    Parsley A, Chinn L, Lee SY, Ingersoll C, Hertel J. Effect of 3 different ankle braces on functional performance and ankle range of motion. Athl Train Sports Health Care. 2013;5(2):6975. doi:10.3928/19425864-20130213-02

    • Crossref
    • Search Google Scholar
    • Export Citation
  • 7.

    Ebell MH, Siwek J, Weiss BD, et al. Strength of recommendation taxonomy (SORT): a patient-centered approach to grading evidence in the medical literature. J Am Board Fam Pract. 2004;17(1):5967. doi:10.3122/jabfm.17.1.59

    • Crossref
    • Search Google Scholar
    • Export Citation
  • 8.

    Maher CG, Sherrington C, Herbert RD, Moseley AM, Elkins M. Reliability of the PEDro scale for rating quality of randomized controlled trials. Phys Ther. 2003;83(8):713721. PubMed

    • PubMed
    • Search Google Scholar
    • Export Citation
  • 9.

    Downs SH, Black N. The feasibility of creating a checklist for the assessment of the methodological quality both of randomised and non-randomised studies of health care interventions. J Epidemiol Community Health. 1998;52(6):377384. doi:10.1136/jech.52.6.377

    • Crossref
    • PubMed
    • Search Google Scholar
    • Export Citation
  • 10.

    Cohen J. Statistical Power Analysis for the Behavioral Sciences. 2nd ed. Hillsdale, NJ: L. Erlbaum; 1988.

  • 11.

    Cordova M, Ingersoll C, LeBlanc M. Influence of ankle support on joint range of motion before and after exercise: a meta-analysis. J Orthop Sports Phys Ther. 2000;30(4):170177. PubMed doi:10.2519/jospt.2000.30.4.170

    • Crossref
    • PubMed
    • Search Google Scholar
    • Export Citation
  • 12.

    Komi PV. Stretch-shortening cycle. In: Komi PV, ed. Strength and Power in Sport. 2nd ed. Blackwell Science Publications; 2002:184202.

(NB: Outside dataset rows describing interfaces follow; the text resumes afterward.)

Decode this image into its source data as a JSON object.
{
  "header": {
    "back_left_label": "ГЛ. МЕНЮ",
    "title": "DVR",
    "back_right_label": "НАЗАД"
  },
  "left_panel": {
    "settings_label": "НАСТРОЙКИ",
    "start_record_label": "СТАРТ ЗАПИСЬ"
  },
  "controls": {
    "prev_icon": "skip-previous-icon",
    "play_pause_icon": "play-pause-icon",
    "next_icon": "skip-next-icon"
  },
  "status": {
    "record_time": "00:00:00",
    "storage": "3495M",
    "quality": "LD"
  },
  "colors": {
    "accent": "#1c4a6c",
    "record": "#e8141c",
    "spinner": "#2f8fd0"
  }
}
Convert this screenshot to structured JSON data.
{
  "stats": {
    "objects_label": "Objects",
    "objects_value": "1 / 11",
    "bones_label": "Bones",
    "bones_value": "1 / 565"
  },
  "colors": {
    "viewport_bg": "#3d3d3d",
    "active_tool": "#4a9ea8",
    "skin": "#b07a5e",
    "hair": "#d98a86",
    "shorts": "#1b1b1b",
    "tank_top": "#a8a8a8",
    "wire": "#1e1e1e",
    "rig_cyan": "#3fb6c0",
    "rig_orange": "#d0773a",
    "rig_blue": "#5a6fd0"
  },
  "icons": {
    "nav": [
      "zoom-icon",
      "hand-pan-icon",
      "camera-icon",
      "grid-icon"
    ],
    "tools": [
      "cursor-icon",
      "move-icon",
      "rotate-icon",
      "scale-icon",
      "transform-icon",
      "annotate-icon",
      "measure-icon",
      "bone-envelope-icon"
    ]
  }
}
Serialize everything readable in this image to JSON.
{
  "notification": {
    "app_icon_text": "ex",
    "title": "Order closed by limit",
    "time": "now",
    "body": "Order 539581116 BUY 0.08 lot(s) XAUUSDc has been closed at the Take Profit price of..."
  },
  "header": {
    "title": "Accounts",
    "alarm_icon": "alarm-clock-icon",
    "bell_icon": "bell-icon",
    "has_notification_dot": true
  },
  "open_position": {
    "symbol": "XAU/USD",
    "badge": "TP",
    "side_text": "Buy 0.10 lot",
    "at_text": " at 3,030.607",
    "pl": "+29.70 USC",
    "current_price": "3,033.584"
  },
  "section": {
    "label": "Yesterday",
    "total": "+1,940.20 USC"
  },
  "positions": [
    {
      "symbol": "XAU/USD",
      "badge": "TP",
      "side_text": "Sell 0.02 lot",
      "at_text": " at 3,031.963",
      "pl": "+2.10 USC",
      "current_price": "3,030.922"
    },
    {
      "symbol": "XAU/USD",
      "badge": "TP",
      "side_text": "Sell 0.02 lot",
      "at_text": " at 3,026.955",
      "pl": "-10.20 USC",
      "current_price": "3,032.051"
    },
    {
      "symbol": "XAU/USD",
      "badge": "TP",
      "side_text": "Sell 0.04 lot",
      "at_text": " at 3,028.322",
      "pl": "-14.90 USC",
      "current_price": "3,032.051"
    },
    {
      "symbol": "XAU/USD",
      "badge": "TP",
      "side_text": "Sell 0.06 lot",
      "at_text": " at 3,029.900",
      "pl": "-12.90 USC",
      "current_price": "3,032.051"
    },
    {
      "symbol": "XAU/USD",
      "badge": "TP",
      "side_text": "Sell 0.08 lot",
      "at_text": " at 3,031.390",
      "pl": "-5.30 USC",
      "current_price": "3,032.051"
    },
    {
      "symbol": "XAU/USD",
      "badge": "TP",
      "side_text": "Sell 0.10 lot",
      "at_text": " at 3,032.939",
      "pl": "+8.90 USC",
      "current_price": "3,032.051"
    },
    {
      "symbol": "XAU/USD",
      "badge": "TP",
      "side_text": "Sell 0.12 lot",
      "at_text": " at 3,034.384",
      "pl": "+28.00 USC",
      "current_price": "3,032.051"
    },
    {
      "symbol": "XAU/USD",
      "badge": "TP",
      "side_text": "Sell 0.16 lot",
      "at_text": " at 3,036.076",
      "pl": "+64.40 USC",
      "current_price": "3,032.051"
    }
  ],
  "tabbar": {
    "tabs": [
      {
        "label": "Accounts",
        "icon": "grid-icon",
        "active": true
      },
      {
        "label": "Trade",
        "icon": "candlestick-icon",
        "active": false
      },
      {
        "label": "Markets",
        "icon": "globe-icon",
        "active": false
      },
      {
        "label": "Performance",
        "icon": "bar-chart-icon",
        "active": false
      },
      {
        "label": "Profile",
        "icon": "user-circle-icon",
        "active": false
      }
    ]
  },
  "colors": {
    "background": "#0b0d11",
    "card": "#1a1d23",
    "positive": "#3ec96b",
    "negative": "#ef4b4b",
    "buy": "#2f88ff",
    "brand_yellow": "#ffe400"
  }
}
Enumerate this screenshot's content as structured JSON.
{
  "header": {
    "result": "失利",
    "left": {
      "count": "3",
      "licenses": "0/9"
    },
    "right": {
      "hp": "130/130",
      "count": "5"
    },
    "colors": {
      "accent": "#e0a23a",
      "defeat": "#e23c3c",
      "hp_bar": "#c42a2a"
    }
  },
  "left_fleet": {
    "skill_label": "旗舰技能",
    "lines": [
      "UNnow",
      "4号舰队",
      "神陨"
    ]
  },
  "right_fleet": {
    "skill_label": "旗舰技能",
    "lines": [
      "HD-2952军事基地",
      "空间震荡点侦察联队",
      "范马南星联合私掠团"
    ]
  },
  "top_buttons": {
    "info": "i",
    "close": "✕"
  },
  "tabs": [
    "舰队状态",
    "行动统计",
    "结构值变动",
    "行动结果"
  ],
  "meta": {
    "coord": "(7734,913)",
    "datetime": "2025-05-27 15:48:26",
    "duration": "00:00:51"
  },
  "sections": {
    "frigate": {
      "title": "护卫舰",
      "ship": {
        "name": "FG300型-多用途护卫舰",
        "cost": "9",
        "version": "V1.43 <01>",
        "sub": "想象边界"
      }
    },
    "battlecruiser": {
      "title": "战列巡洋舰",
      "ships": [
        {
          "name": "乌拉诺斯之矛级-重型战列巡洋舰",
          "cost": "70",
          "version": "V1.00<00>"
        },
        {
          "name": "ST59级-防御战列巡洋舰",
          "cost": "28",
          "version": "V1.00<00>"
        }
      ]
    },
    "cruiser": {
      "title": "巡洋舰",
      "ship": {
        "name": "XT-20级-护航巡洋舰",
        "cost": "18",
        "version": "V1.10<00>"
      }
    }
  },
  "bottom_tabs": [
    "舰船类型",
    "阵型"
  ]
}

    • Search Google Scholar
    • Export Citation
All Time Past Year Past 30 Days
Abstract Views 0 0 0
Full Text Views 615 450 14
PDF Downloads 292 248 10